Gōyā champurū: Known as Okinawa's signature dish, this bitter gourd stir-fry is ubiquitous. While gōyā, the light green, bumpy-skinned bitter gourd, is true to its name in taste, its bitterness gets balanced out with other savory elements. Hollowed out and sliced into half-rounds, the gourd is cooked with scrambled egg, fermented island tofu, dried bonito flakes, and pork belly—although Spam is often used as a substitute. White rice also sweetens the bitterness of the gourd, making it a tasty local specialty.
Soki soba: On mainland Japan, soba generally refers to buckwheat noodles, but Okinawan soba means thick, udon-style noodles. Cooked in a clear pork-and-bonito broth, they are usually topped with chunks of barbecued pork ribs and a dash of pickled ginger. It's a simple but substantial dish and Okinawa's meatiest meal.
Taco rice: This quirky cross-cultural dish speaks to Okinawa's mixed influences. After the US victory in the Battle of Okinawa, the island became home to thousands of American military personnel. They brought their tastes from home, including Mexican food. Okinawans then made the taco their own by swapping the shell for a mound of white rice. You'll find this fast-food standard served all over Okinawa.
Jushi: This popular side dish consists of seasoned rice. It is steamed together with seaweed, pork, and vegetables, and served in a broth made from sweet rice wine and soy sauce.
Mozuku: Sushi lovers may recognize and embrace nori on their California roll, but they might not have experience with other types of seaweed. Okinawa has many varieties of the edible algae that you can sample fresh. Mozuku, an old Okinawan standby, is a sticky, wiry seaweed that is often served as a side dish with sweetened vinegar. But if the slimy texture is too much for you, you can also get it deep-fried as tempura or in a bowl of udon.
Umibudō: These briny, textured algae look like tiny bunches of grapes—hence their name, which means "sea grapes." Also known as green caviar, this singular seaweed can be sampled as a standalone dish or tried atop a bowl of sashimi and rice at one of Okinawa's many local izakaya, or gastropubs. It does not travel well, so it's a rare treat to eat in Okinawa.
Shikwasa: The tart little citrus usually appears in juices or as a garnish. It's also a popular ingredient in sauces, jellies, and fizzy drinks. On hot, balmy afternoons, squeezed shikwasa juice is a classic Okinawan refresher.
Okinawan brown sugar: Island dishes like braised pork ribs (rafute), simmered fish, and noodle broths are sweetened with kokuto, or Okinawan brown sugar. Minimally processed and made by gradually boiling down sugarcane juice, this unique and flavorful sweetener retains minerals from raw sugarcane.

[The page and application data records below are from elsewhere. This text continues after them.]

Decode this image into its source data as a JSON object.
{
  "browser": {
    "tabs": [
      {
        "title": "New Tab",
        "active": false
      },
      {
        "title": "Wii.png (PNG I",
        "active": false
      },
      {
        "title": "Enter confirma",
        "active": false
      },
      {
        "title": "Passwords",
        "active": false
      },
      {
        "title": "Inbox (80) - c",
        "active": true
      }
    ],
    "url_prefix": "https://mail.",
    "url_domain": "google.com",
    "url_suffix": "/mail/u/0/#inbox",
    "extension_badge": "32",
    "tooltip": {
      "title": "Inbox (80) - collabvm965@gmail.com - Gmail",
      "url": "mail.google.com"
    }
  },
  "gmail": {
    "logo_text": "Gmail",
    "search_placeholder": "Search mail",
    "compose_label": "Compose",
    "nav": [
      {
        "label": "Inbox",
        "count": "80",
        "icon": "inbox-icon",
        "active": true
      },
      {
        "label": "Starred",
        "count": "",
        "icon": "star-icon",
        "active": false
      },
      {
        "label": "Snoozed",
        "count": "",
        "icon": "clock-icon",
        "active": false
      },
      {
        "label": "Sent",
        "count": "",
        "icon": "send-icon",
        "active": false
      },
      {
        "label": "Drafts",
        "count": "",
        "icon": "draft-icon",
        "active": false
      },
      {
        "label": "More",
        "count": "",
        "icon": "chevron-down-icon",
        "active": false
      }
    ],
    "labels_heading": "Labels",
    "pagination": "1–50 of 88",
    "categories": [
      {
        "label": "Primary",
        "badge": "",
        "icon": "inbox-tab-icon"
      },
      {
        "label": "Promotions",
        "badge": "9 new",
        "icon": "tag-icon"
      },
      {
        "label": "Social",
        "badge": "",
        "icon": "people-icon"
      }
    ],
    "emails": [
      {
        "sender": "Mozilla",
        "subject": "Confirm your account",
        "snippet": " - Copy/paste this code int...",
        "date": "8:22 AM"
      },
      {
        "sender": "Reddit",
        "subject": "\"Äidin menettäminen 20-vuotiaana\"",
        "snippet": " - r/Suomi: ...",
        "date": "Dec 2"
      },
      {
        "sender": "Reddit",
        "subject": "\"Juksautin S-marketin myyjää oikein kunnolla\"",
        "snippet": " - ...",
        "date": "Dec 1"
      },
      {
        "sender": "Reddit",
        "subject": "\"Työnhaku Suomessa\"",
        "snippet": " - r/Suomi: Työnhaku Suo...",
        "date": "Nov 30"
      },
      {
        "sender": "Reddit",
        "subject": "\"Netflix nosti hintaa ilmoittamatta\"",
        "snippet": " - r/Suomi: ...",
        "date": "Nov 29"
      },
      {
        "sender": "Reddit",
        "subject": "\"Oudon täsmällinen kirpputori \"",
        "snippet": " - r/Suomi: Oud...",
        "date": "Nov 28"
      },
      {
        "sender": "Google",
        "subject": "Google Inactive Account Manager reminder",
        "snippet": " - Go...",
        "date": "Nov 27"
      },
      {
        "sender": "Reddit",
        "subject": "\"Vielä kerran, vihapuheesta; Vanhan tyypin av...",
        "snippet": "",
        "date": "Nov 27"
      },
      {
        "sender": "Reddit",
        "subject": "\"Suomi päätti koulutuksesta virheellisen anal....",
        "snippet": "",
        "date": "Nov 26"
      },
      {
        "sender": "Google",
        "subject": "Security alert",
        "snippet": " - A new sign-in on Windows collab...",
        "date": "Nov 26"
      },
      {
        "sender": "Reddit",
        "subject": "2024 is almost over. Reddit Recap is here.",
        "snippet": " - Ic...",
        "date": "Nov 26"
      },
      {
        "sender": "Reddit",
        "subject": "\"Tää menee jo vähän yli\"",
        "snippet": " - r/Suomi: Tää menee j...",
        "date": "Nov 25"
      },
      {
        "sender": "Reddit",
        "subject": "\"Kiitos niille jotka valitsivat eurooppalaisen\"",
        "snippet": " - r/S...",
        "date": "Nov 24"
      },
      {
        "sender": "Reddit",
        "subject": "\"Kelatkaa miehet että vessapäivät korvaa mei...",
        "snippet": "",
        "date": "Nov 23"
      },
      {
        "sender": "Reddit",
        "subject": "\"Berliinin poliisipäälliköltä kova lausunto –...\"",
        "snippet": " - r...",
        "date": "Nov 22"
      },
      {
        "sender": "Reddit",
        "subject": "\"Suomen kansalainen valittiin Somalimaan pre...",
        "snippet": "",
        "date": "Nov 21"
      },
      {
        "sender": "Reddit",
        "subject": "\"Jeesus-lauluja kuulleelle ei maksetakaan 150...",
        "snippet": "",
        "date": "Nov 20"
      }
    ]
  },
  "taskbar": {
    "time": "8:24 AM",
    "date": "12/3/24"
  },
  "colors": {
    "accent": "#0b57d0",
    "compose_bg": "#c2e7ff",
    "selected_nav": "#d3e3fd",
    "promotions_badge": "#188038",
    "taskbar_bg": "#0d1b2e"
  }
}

Awamori: Okinawa's local firewater is distilled from long-grained rice, resulting in in a powerful drink that contains 30% to 40% alcohol content. Traditionally, awamori is enjoyed on the rocks and mixed with water. In bars and restaurants, it's usually served with a carafe of water, so you can dilute it as much or as little as you like. Kampai! (Cheers!)
Where to Dine
In Motobu in northeastern Okinawa, you can feast on Okinawan noodles on the street nicknamed "Soba Road," home to dozens of mouth-watering soba shops. Head west on Route 84 in the direction of Okinawa's famous Churaumi Aquarium, where you can check out the resident whale sharks once you've satisfied your food cravings.
In Naha, soba stalwart Shuri Soba almost always has a line out the door, but it moves quickly and the wait is never long. If you're looking to sample Okinawan specialties, check out the cross-streets and alleys along the main boulevard of Kokusai-dōri, where loads of restaurants cater to visitors. At Yūnangi, you can have a classic izakaya experience, with an illustrated English menu as an added bonus. For a multi-course feast of Okinawan culinary hits, try Nuchigafu, an Okinawan teahouse converted into a chic restaurant.
Budget-seekers can head to the second floor of Makishi Public Market, where tasty and authentic Okinawan, Japanese, and Chinese meals are served up in a busy food court.